Those lines of the data that hold the word "icon" are to be copied out.

Website and app data records

★ ★ ★ ★ ★ ★ ★

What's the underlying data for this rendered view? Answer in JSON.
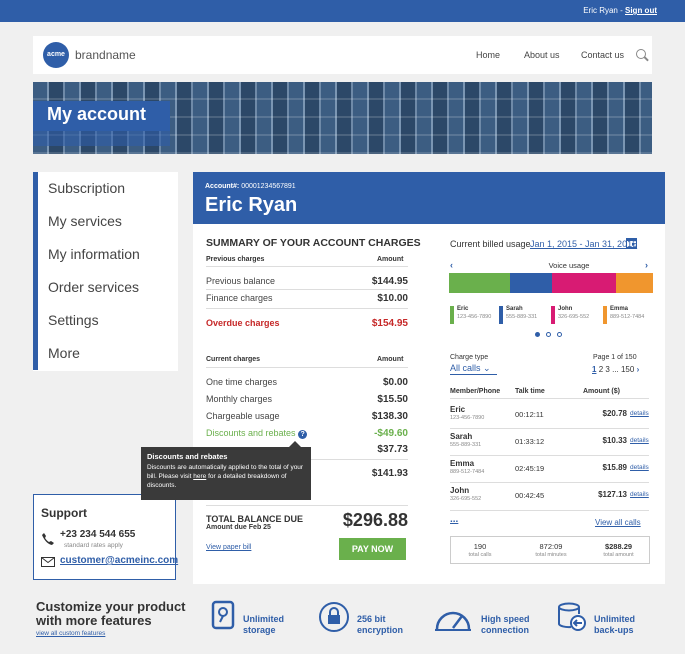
{
  "topbar": {
    "user": "Eric Ryan - ",
    "sign_out": "Sign out"
  },
  "header": {
    "logo": "acme",
    "brand": "brandname",
    "nav": [
      "Home",
      "About us",
      "Contact us"
    ]
  },
  "banner": {
    "title": "My account"
  },
  "sidebar": {
    "items": [
      "Subscription",
      "My services",
      "My information",
      "Order services",
      "Settings",
      "More"
    ]
  },
  "support": {
    "title": "Support",
    "phone": "+23 234 544 655",
    "phone_note": "standard rates apply",
    "email": "customer@acmeinc.com"
  },
  "account": {
    "label": "Account#:",
    "number": "00001234567891",
    "name": "Eric Ryan"
  },
  "summary": {
    "title": "SUMMARY OF YOUR ACCOUNT CHARGES",
    "prev_header": "Previous charges",
    "amount_header": "Amount",
    "prev_rows": [
      {
        "label": "Previous balance",
        "value": "$144.95"
      },
      {
        "label": "Finance charges",
        "value": "$10.00"
      }
    ],
    "overdue": {
      "label": "Overdue charges",
      "value": "$154.95"
    },
    "curr_header": "Current charges",
    "curr_rows": [
      {
        "label": "One time charges",
        "value": "$0.00"
      },
      {
        "label": "Monthly charges",
        "value": "$15.50"
      },
      {
        "label": "Chargeable usage",
        "value": "$138.30"
      }
    ],
    "discount": {
      "label": "Discounts and rebates",
      "value": "-$49.60"
    },
    "tax_value": "$37.73",
    "subtotal_value": "$141.93",
    "total_label": "TOTAL BALANCE DUE",
    "due_label": "Amount due Feb 25",
    "total_value": "$296.88",
    "paper_bill": "View paper bill",
    "pay_now": "PAY NOW"
  },
  "tooltip": {
    "title": "Discounts and rebates",
    "text1": "Discounts are automatically applied to the total of your bill. Please visit ",
    "link": "here",
    "text2": " for a detailed breakdown of  discounts."
  },
  "usage": {
    "label": "Current billed usage",
    "range": "Jan 1, 2015 - Jan 31, 2015",
    "voice": "Voice usage",
    "colors": [
      "#6ab04c",
      "#2f5ea8",
      "#d81b73",
      "#f0962e"
    ],
    "members": [
      {
        "name": "Eric",
        "phone": "123-456-7890"
      },
      {
        "name": "Sarah",
        "phone": "555-889-331"
      },
      {
        "name": "John",
        "phone": "326-695-552"
      },
      {
        "name": "Emma",
        "phone": "889-512-7484"
      }
    ],
    "charge_type": "Charge type",
    "charge_value": "All calls",
    "page_info": "Page 1 of 150",
    "pages": [
      "1",
      "2",
      "3",
      "...",
      "150"
    ],
    "col_member": "Member/Phone",
    "col_talk": "Talk time",
    "col_amount": "Amount ($)",
    "rows": [
      {
        "name": "Eric",
        "phone": "123-456-7890",
        "talk": "00:12:11",
        "amount": "$20.78",
        "details": "details"
      },
      {
        "name": "Sarah",
        "phone": "555-889-331",
        "talk": "01:33:12",
        "amount": "$10.33",
        "details": "details"
      },
      {
        "name": "Emma",
        "phone": "889-512-7484",
        "talk": "02:45:19",
        "amount": "$15.89",
        "details": "details"
      },
      {
        "name": "John",
        "phone": "326-695-552",
        "talk": "00:42:45",
        "amount": "$127.13",
        "details": "details"
      }
    ],
    "more": "...",
    "view_all": "View all calls",
    "totals": [
      {
        "value": "190",
        "label": "total calls"
      },
      {
        "value": "872:09",
        "label": "total minutes"
      },
      {
        "value": "$288.29",
        "label": "total amount"
      }
    ]
  },
  "features": {
    "title": "Customize your product with more features",
    "link": "view all custom features",
    "items": [
      {
        "line1": "Unlimited",
        "line2": "storage",
        "icon": "storage-icon"
      },
      {
        "line1": "256 bit",
        "line2": "encryption",
        "icon": "lock-icon"
      },
      {
        "line1": "High speed",
        "line2": "connection",
        "icon": "speedometer-icon"
      },
      {
        "line1": "Unlimited",
        "line2": "back-ups",
        "icon": "backup-icon"
      }
    ]
  }
}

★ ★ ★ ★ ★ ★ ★

### ANSWER TO THE PROBLEM:
        "icon": "storage-icon"
        "icon": "lock-icon"
        "icon": "speedometer-icon"
        "icon": "backup-icon"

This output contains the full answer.